[EXERCISE]: Identical copies of all the records below are needed.

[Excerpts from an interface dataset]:
═══

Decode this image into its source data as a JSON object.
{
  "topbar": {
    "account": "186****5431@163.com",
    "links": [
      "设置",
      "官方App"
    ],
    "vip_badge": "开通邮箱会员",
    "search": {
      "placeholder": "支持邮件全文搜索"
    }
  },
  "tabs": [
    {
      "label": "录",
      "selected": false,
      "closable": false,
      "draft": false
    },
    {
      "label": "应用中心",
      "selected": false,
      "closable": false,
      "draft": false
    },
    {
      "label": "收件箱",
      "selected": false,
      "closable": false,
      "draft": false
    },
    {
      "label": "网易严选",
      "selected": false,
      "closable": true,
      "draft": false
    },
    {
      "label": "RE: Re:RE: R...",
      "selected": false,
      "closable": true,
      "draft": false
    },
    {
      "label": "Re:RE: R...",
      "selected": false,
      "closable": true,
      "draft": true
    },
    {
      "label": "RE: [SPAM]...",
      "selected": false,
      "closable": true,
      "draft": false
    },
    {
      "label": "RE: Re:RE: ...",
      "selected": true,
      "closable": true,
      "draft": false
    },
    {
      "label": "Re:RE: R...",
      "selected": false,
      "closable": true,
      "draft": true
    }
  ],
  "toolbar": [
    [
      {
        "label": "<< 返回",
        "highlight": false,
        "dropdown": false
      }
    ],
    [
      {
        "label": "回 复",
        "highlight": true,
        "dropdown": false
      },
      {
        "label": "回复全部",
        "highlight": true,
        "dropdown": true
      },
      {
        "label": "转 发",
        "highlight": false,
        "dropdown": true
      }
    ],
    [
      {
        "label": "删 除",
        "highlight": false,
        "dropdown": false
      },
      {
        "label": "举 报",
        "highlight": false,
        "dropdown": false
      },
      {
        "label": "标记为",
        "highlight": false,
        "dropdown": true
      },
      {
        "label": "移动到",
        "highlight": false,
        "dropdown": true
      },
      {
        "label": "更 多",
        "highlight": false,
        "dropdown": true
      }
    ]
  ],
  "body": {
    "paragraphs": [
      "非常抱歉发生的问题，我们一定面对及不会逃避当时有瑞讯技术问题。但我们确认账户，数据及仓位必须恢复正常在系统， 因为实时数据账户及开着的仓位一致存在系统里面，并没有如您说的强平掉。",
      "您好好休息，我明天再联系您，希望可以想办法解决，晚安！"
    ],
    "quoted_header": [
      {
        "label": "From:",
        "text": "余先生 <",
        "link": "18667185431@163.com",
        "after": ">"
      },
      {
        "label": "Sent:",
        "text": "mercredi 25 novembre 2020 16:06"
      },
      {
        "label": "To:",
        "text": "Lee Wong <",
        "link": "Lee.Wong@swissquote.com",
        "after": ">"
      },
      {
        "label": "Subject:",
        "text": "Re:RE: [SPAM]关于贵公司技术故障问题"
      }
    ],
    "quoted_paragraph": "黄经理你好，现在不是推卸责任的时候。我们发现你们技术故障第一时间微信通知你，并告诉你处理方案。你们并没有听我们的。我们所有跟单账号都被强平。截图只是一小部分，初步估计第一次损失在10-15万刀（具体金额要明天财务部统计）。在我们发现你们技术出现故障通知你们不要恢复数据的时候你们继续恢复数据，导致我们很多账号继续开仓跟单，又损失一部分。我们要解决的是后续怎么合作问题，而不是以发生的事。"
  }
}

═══

[EXERCISE RESULT]:
Decode this image into its source data as a JSON object.
{
  "topbar": {
    "account": "186****5431@163.com",
    "links": [
      "设置",
      "官方App"
    ],
    "vip_badge": "开通邮箱会员",
    "search": {
      "placeholder": "支持邮件全文搜索"
    }
  },
  "tabs": [
    {
      "label": "录",
      "selected": false,
      "closable": false,
      "draft": false
    },
    {
      "label": "应用中心",
      "selected": false,
      "closable": false,
      "draft": false
    },
    {
      "label": "收件箱",
      "selected": false,
      "closable": false,
      "draft": false
    },
    {
      "label": "网易严选",
      "selected": false,
      "closable": true,
      "draft": false
    },
    {
      "label": "RE: Re:RE: R...",
      "selected": false,
      "closable": true,
      "draft": false
    },
    {
      "label": "Re:RE: R...",
      "selected": false,
      "closable": true,
      "draft": true
    },
    {
      "label": "RE: [SPAM]...",
      "selected": false,
      "closable": true,
      "draft": false
    },
    {
      "label": "RE: Re:RE: ...",
      "selected": true,
      "closable": true,
      "draft": false
    },
    {
      "label": "Re:RE: R...",
      "selected": false,
      "closable": true,
      "draft": true
    }
  ],
  "toolbar": [
    [
      {
        "label": "<< 返回",
        "highlight": false,
        "dropdown": false
      }
    ],
    [
      {
        "label": "回 复",
        "highlight": true,
        "dropdown": false
      },
      {
        "label": "回复全部",
        "highlight": true,
        "dropdown": true
      },
      {
        "label": "转 发",
        "highlight": false,
        "dropdown": true
      }
    ],
    [
      {
        "label": "删 除",
        "highlight": false,
        "dropdown": false
      },
      {
        "label": "举 报",
        "highlight": false,
        "dropdown": false
      },
      {
        "label": "标记为",
        "highlight": false,
        "dropdown": true
      },
      {
        "label": "移动到",
        "highlight": false,
        "dropdown": true
      },
      {
        "label": "更 多",
        "highlight": false,
        "dropdown": true
      }
    ]
  ],
  "body": {
    "paragraphs": [
      "非常抱歉发生的问题，我们一定面对及不会逃避当时有瑞讯技术问题。但我们确认账户，数据及仓位必须恢复正常在系统， 因为实时数据账户及开着的仓位一致存在系统里面，并没有如您说的强平掉。",
      "您好好休息，我明天再联系您，希望可以想办法解决，晚安！"
    ],
    "quoted_header": [
      {
        "label": "From:",
        "text": "余先生 <",
        "link": "18667185431@163.com",
        "after": ">"
      },
      {
        "label": "Sent:",
        "text": "mercredi 25 novembre 2020 16:06"
      },
      {
        "label": "To:",
        "text": "Lee Wong <",
        "link": "Lee.Wong@swissquote.com",
        "after": ">"
      },
      {
        "label": "Subject:",
        "text": "Re:RE: [SPAM]关于贵公司技术故障问题"
      }
    ],
    "quoted_paragraph": "黄经理你好，现在不是推卸责任的时候。我们发现你们技术故障第一时间微信通知你，并告诉你处理方案。你们并没有听我们的。我们所有跟单账号都被强平。截图只是一小部分，初步估计第一次损失在10-15万刀（具体金额要明天财务部统计）。在我们发现你们技术出现故障通知你们不要恢复数据的时候你们继续恢复数据，导致我们很多账号继续开仓跟单，又损失一部分。我们要解决的是后续怎么合作问题，而不是以发生的事。"
  }
}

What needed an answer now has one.